Raul Garcia: From NHI to Saving the Planet
Because Raul Garcia works as a lobbyist, one of his National Hispanic Institute alumni friends jokes that he “practically lives in an LDZ now.”
But Garcia’s also quick to point out that he’s lobbying for communities like the one he came from. He’s putting the public policy and persuasion skills he honed as a high school student — through NHI’s Great Debate, LDZ, and CWS programs — to work for Earthjustice, a non-profit organization that helps protect communities and the environment.
“There’s a lot of lobbying done for the people who will just pay the most,” he observed of his line of work.
But he also notes that NHI’s emphasis on civic and community engagement has shaped his career—and his approach to it.
Garcia currently serves as Earthjustice’s Legislative Director for Healthy Communities in the Policy & Legislation (PAL) department.
According to the Earthjustice website, that means he’s principally concerned with protecting communities from pesticides and toxic chemicals, and he also leads Earthjustice’s team of advocates “dedicated to defending and improving federal safeguards for clean air, clean water, and against toxics exposure.”
While he didn’t set out to become an environmental lawyer, he’s been cognizant of how pollution adversely affects communities of color since growing up in Summit, Illinois. “We had some of the worst air quality in the Chicago area,” he recalled, noting that the park they spent significant time in was literally bordering a plant “spewing toxins into the air.”
Garcia shifted from immigration law to his role at Earthjustice in 2014, after noticing that some of his clients were suffering from environmental-related health issues. He learned of the position at Earthjustice, which would rely on provisions in the National Environmental Protection Act (NEPA) to engage communities in pushing back against corporations. Though his work does concern the environment, it was the opportunity to spearhead community engagement efforts that moved him to join Earthjustice.
Garcia moved to the Chicago area from Mexico City when he was 10. He started his NHI journey in 2003, as a high school student in Summit, when he was recruited to participate in what was then called the Midwest YLC. He describes the town as one that was “a little rough around the edges,” but also one that produced teams “that always walked into these things with some swagger.”
Like many Midwestern NHI students, he learned from the leadership of the late, legendary Chris Pluta, who helped numerous Summit students develop. “When we needed to do a car wash to raise money to go to a program,” he remembers, “he had me and a good friend of mine go present before the city council to get a permit. He could have easily called the mayor, come back to us, and said, ‘Yeah, we got the permit.’ But he was always teaching us. He had us go in front of the city council, telling us we had to convince them. No one’s going to deny a permit like that, of course … but he made everything like that a learning experience.”
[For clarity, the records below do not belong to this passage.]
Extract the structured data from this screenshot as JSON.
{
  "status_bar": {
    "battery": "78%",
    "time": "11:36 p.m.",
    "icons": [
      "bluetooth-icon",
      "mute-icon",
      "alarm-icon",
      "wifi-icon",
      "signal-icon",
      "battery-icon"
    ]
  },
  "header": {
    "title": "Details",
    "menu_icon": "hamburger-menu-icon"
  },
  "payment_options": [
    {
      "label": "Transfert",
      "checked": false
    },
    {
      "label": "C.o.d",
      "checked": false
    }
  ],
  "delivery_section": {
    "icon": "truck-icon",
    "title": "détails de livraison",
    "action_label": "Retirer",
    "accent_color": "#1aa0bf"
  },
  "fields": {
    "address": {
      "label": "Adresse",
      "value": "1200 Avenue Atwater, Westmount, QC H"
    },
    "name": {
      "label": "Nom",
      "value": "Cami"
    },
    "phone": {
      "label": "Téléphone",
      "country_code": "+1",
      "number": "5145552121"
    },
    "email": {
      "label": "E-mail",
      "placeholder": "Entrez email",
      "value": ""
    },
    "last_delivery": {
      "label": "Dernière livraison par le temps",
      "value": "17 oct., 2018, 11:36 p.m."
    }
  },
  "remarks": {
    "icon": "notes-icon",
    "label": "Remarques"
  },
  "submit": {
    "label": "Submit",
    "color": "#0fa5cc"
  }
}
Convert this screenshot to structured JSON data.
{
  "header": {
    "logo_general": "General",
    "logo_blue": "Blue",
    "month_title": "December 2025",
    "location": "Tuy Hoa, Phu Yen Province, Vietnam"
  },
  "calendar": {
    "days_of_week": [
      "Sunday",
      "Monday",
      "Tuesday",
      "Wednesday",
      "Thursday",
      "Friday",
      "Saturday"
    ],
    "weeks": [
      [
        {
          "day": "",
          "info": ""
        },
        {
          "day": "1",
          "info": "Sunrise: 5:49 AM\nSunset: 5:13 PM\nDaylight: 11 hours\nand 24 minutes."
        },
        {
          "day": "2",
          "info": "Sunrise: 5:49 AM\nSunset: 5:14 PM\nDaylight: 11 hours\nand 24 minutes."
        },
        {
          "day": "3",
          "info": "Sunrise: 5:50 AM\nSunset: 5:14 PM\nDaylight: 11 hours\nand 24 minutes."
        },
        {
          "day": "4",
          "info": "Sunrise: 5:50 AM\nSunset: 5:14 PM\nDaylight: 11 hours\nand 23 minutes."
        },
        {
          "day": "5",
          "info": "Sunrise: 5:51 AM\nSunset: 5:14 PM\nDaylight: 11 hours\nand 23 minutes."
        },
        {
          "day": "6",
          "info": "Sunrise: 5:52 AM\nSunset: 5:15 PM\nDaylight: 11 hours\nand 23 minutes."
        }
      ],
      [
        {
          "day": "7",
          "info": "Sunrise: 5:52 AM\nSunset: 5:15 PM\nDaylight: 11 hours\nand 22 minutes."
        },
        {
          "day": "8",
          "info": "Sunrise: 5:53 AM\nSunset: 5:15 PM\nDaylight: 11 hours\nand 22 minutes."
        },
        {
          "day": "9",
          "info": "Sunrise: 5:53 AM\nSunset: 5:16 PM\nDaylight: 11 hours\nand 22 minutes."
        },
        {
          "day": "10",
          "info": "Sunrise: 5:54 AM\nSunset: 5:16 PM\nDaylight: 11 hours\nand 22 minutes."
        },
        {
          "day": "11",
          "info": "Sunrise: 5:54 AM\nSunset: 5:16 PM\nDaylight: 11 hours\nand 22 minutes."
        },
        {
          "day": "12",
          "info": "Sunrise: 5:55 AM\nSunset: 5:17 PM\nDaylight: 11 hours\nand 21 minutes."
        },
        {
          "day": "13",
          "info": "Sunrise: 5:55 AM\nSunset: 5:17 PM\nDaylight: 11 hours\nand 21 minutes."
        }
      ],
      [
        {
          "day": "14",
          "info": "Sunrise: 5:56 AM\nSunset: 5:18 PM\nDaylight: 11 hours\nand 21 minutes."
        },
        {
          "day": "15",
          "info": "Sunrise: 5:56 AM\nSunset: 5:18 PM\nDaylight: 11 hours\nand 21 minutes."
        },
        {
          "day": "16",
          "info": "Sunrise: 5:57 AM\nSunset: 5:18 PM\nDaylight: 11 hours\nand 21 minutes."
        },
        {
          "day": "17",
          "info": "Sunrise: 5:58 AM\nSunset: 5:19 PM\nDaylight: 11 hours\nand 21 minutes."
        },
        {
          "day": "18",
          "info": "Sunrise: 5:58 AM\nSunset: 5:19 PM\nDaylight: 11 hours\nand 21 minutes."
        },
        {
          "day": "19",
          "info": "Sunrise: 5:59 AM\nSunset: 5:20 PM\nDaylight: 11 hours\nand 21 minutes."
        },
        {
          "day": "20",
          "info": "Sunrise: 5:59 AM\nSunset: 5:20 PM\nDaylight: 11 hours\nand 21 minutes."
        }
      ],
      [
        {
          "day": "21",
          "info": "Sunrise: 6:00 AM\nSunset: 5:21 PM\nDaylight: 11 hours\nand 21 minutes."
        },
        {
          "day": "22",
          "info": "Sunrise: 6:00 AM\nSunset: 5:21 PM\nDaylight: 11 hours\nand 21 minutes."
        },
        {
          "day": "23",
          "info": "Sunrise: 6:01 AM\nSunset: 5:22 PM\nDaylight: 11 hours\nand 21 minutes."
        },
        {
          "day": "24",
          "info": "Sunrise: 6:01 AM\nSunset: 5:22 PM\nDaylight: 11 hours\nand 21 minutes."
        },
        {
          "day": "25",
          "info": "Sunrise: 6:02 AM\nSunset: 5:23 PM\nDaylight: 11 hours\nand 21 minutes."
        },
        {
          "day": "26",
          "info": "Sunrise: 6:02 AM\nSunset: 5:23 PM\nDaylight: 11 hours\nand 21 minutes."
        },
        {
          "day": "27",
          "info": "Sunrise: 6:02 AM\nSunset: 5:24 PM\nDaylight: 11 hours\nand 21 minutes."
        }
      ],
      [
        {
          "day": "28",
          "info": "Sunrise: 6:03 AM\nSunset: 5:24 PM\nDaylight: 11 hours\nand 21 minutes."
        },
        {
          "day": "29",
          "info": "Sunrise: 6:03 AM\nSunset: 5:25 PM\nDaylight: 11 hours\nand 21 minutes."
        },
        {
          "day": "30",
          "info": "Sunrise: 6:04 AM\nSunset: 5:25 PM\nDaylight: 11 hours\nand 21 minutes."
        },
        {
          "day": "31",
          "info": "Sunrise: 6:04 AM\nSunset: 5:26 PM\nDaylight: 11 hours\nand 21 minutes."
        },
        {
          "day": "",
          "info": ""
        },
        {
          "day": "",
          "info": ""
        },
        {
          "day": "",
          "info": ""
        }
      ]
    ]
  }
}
English is Garcia’s second language, and coming into the Great Debate was a bit daunting to him initially. “I was doing well in school, but I was still struggling with the language,” he remembers. “Suddenly, you’re put into this position where that thing that you consider your weakness, you’re going to seriously work on it, day in and day out, until it becomes your strength, because you’re going to have to compete.”
He was invested enough after his 2003 Great Debate experience at Loyola University in Chicago. He stayed in Chicago for the 2004 National LDZ at DePaul University, and then traveled to Indianapolis for 2005 Midwest CWS at Butler University. He found the LDZ particularly life-changing.
“There’s this theme of deconstruction and reconstruction that each program gives you,” he explained. “The LDZ especially does that, where you learn to tear yourself apart and be honest enough with yourself to understand your strengths, your weaknesses, who you actually are as a person … where you learn to have a very honest conversation with yourself, about who you are, who you want to be, and the traits that you need to develop to be that person. And then, you slowly begin to reconstruct yourself with a new frame of mind and a new idea of yourself.”
Garcia also noted that NHI taught him “the importance of social equity and your place within a community.” He sees his work as an extension of what he learned in NHI, saying that with social equity, “you learn to build it and you learn to steer it toward your goal.” The ability to bring people together, with bettering the community as the goal, is now absolutely at the heart of what he does with Earthjustice.
“I continue to do it because there’s so much work to be done,” he reflected. He notes that when people in power decide where to put polluting highways, toxic power plants or risky petrochemical, it’s often people of color and communities of color that are adversely and disproportionately affected.
For Garcia, the importance of the work lies in “really making the connection, and then putting members of those communities most impacted at the discussion table. And then, things just flow so well. Even those elected officials that do not look like the members of those communities, they have to listen, because their stories and their members are so powerful.”
“I continue to be amazed at the power that communities on the ground command,” he declared, “and how they can use it to cause real change.”